January 2017: Open Biology
https://www.readbyqxmd.com/read/28100664/rab1-interacts-with-golph3-and-controls-golgi-structure-and-contractile-ring-constriction-during-cytokinesis-in-drosophila-melanogaster
#19
Stefano Sechi, Anna Frappaolo, Roberta Fraschini, Luisa Capalbo, Marco Gottardo, Giorgio Belloni, David M Glover, Alan Wainman, Maria Grazia Giansanti
Cytokinesis requires a tight coordination between actomyosin ring constriction and new membrane addition along the ingressing cleavage furrow. However, the molecular mechanisms underlying vesicle trafficking to the equatorial site and how this process is coupled with the dynamics of the contractile apparatus are poorly defined. Here we provide evidence for the requirement of Rab1 during cleavage furrow ingression in cytokinesis. We demonstrate that the gene omelette (omt) encodes the Drosophila orthologue of human Rab1 and is required for successful cytokinesis in both mitotic and meiotic dividing cells of Drosophila melanogaster We show that Rab1 protein colocalizes with the conserved oligomeric Golgi (COG) complex Cog7 subunit and the phosphatidylinositol 4-phosphate effector GOLPH3 at the Golgi stacks...
January 2017: Open Biology
https://www.readbyqxmd.com/read/28100663/leveraging-genome-wide-datasets-to-quantify-the-functional-role-of-the-anti-shine-dalgarno-sequence-in-regulating-translation-efficiency
#20
Adam J Hockenberry, Adam R Pah, Michael C Jewett, Luís A N Amaral
Studies dating back to the 1970s established that sequence complementarity between the anti-Shine-Dalgarno (aSD) sequence on prokaryotic ribosomes and the 5' untranslated region of mRNAs helps to facilitate translation initiation. The optimal location of aSD sequence binding relative to the start codon, the full extents of the aSD sequence and the functional form of the relationship between aSD sequence complementarity and translation efficiency have not been fully resolved. Here, we investigate these relationships by leveraging the sequence diversity of endogenous genes and recently available genome-wide estimates of translation efficiency...
January 2017: Open Biology
journal
journal
43991
1
2
Fetch more papers »
Fetching more papers... Fetching...
Read by QxMD. Sign in or create an account to discover new knowledge that matter to you.
Remove bar
Read by QxMD icon Read
×

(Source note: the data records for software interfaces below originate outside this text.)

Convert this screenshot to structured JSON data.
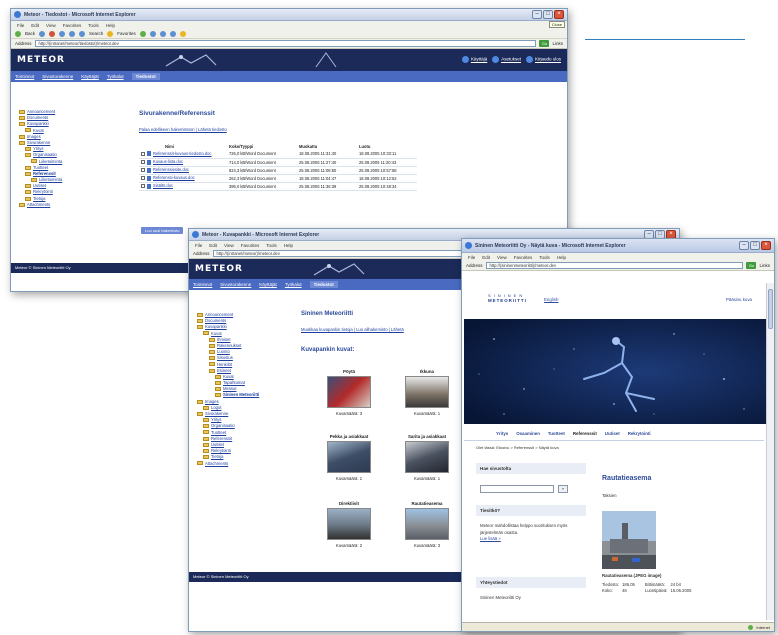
{
  "window1": {
    "title": "Meteor - Tiedostot - Microsoft Internet Explorer",
    "menu": [
      "File",
      "Edit",
      "View",
      "Favorites",
      "Tools",
      "Help"
    ],
    "toolbar": [
      "Back",
      "Search",
      "Favorites"
    ],
    "address_label": "Address",
    "address": "http://(intranet/meteor/tiedostot)/meteor.dev",
    "go": "Go",
    "links": "Links",
    "close_label": "Close",
    "header": {
      "logo": "METEOR",
      "links": [
        "Käyttäjä",
        "Asetukset",
        "Kirjaudu ulos"
      ]
    },
    "nav": [
      "Toiminnot",
      "Sivustorakenne",
      "Käyttäjät",
      "Työkalut",
      "Tiedostot"
    ],
    "tree": [
      "Announcement",
      "Documents",
      "Kuvapankki",
      "Kuvat",
      "Images",
      "Sivurakenne",
      "Yritys",
      "Organisaatio",
      "Liiketoiminta",
      "Tuotteet",
      "Referenssit",
      "Liiketoiminta",
      "Uutiset",
      "Rekrytointi",
      "Tietoja",
      "Attachments"
    ],
    "content_title": "Sivurakenne/Referenssit",
    "breadcrumb": "Palaa edelliseen hakemistoon | Lähetä tiedosto",
    "table_headers": [
      "Nimi",
      "Koko/Tyyppi",
      "Muokattu",
      "Luotu"
    ],
    "files": [
      [
        "Referenssit-kuvaus-tiedosto.doc",
        "726,0 kB/Word Document",
        "18.08.2005 11:31:40",
        "18.08.2005 10:33:11"
      ],
      [
        "Kuvaus-lista.doc",
        "714,0 kB/Word Document",
        "25.08.2005 11:27:40",
        "25.08.2005 11:20:43"
      ],
      [
        "Referenssiesite.doc",
        "824,3 kB/Word Document",
        "25.08.2005 11:08:50",
        "25.08.2005 10:57:58"
      ],
      [
        "Referenssi-kuvaus.doc",
        "262,3 kB/Word Document",
        "18.08.2005 11:04:47",
        "18.08.2005 10:12:52"
      ],
      [
        "Sisältö.doc",
        "395,0 kB/Word Document",
        "25.08.2005 11:36:39",
        "25.08.2005 10:48:34"
      ]
    ],
    "button": "Luo uusi hakemisto",
    "footer": "Meteor © Sininen Meteoriitti Oy"
  },
  "window2": {
    "title": "Meteor - Kuvapankki - Microsoft Internet Explorer",
    "menu": [
      "File",
      "Edit",
      "View",
      "Favorites",
      "Tools",
      "Help"
    ],
    "address_label": "Address",
    "address": "http://(intranet/meteor)/meteor.dev",
    "header": {
      "logo": "METEOR"
    },
    "nav": [
      "Toiminnot",
      "Sivustorakenne",
      "Käyttäjät",
      "Työkalut",
      "Tiedostot"
    ],
    "tree": [
      "Announcement",
      "Documents",
      "Kuvapankki",
      "Kuvat",
      "Ihmiset",
      "Rakennukset",
      "Luonto",
      "Sisustus",
      "Henkilöt",
      "Esineet",
      "Kuvat",
      "Tapahtumat",
      "Messut",
      "Sininen Meteoriitti",
      "Images",
      "Logot",
      "Sivurakenne",
      "Yritys",
      "Organisaatio",
      "Tuotteet",
      "Referenssit",
      "Uutiset",
      "Rekrytointi",
      "Tietoja",
      "Attachments"
    ],
    "site_title": "Sininen Meteoriitti",
    "breadcrumb": "Muokkaa kuvapankin tietoja | Luo alihakemisto | Lähetä",
    "gallery_title": "Kuvapankin kuvat:",
    "gallery": [
      {
        "title": "Pöytä",
        "sub": "Kuvamäärä: 3"
      },
      {
        "title": "Ikkuna",
        "sub": "Kuvamäärä: 1"
      },
      {
        "title": "Pekka ja asiakkaat",
        "sub": "Kuvamäärä: 1"
      },
      {
        "title": "Sarita ja asiakkaat",
        "sub": "Kuvamäärä: 1"
      },
      {
        "title": "Direktiivit",
        "sub": "Kuvamäärä: 2"
      },
      {
        "title": "Rautatieasema",
        "sub": "Kuvamäärä: 3"
      }
    ],
    "footer": "Meteor © Sininen Meteoriitti Oy"
  },
  "window3": {
    "title": "Sininen Meteoriitti Oy - Näytä kuva - Microsoft Internet Explorer",
    "menu": [
      "File",
      "Edit",
      "View",
      "Favorites",
      "Tools",
      "Help"
    ],
    "address_label": "Address",
    "address": "http://(sininenmeteoriitti)/meteor.dev",
    "go": "Go",
    "links": "Links",
    "logo_line1": "SININEN",
    "logo_line2": "METEORIITTI",
    "lang": "English",
    "home": "Pääsivu kuva",
    "nav": [
      "Yritys",
      "Osaaminen",
      "Tuotteet",
      "Referenssit",
      "Uutiset",
      "Rekrytointi"
    ],
    "breadcrumb": "Olet tässä: Etusivu > Referenssit > Näytä kuva",
    "search_title": "Hae sivustolta",
    "search_go": "»",
    "tip_title": "Tiesitkö?",
    "tip_text": "Meteor mahdollistaa helppo suorituksen myös järjestelmän osasta.",
    "tip_link": "Lue lisää »",
    "contact_title": "Yhteystiedot",
    "contact_text": "Sininen Meteoriitti Oy",
    "image_title": "Rautatieasema",
    "image_sub": "Taksien",
    "image_caption": "Rautatieasema (JPEG image)",
    "meta": [
      [
        "Tiedosto:",
        "186,05",
        "Bittimäärä:",
        "24 bit"
      ],
      [
        "Koko:",
        "48",
        "Luontipäivä:",
        "15.06.2005"
      ]
    ],
    "status": "Internet"
  },
  "colors": {
    "meteor_dark": "#1b2a59",
    "meteor_nav": "#4a6ac2",
    "sky": "#0d1f4a",
    "ie_title": "#c4d0e6"
  }
}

Search Tips

Use Boolean operators: AND/OR

diabetic AND foot
diabetes OR diabetic

Exclude a word using the 'minus' sign

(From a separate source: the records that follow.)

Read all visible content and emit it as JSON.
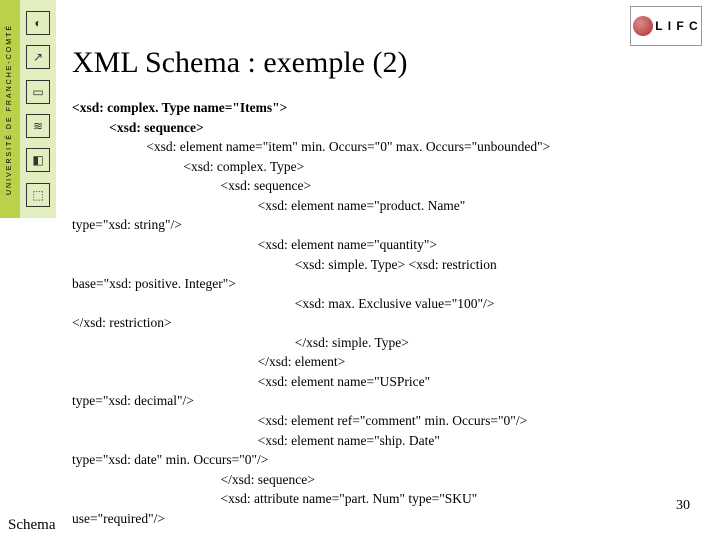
{
  "sidebar": {
    "label": "UNIVERSITÉ DE FRANCHE-COMTÉ",
    "icons": [
      "◐",
      "↗",
      "▭",
      "≋",
      "◧",
      "⬚"
    ]
  },
  "logo": {
    "text": "L I F C"
  },
  "title": "XML Schema : exemple (2)",
  "code": {
    "l01a": "<xsd: complex. Type name=\"Items\">",
    "l02": "           <xsd: sequence>",
    "l03": "                      <xsd: element name=\"item\" min. Occurs=\"0\" max. Occurs=\"unbounded\">",
    "l04": "                                 <xsd: complex. Type>",
    "l05": "                                            <xsd: sequence>",
    "l06": "                                                       <xsd: element name=\"product. Name\"",
    "l06b": "type=\"xsd: string\"/>",
    "l07": "                                                       <xsd: element name=\"quantity\">",
    "l08": "                                                                  <xsd: simple. Type> <xsd: restriction",
    "l08b": "base=\"xsd: positive. Integer\">",
    "l09": "                                                                  <xsd: max. Exclusive value=\"100\"/>",
    "l09b": "</xsd: restriction>",
    "l10": "                                                                  </xsd: simple. Type>",
    "l11": "                                                       </xsd: element>",
    "l12": "                                                       <xsd: element name=\"USPrice\"",
    "l12b": "type=\"xsd: decimal\"/>",
    "l13": "                                                       <xsd: element ref=\"comment\" min. Occurs=\"0\"/>",
    "l14": "                                                       <xsd: element name=\"ship. Date\"",
    "l14b": "type=\"xsd: date\" min. Occurs=\"0\"/>",
    "l15": "                                            </xsd: sequence>",
    "l16": "                                            <xsd: attribute name=\"part. Num\" type=\"SKU\"",
    "l16b": "use=\"required\"/>"
  },
  "footer": "Schema",
  "pagenum": "30"
}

Virchow -triad

Use Parentheses

water AND (cup OR glass)

Add an asterisk (*) at end of a word to include word stems

Neuro* will search for Neurology, Neuroscientist, Neurological, and so on

Use quotes to search for an exact phrase

"primary prevention of cancer"
(heart or cardiac or cardio*) AND arrest -"American Heart Association"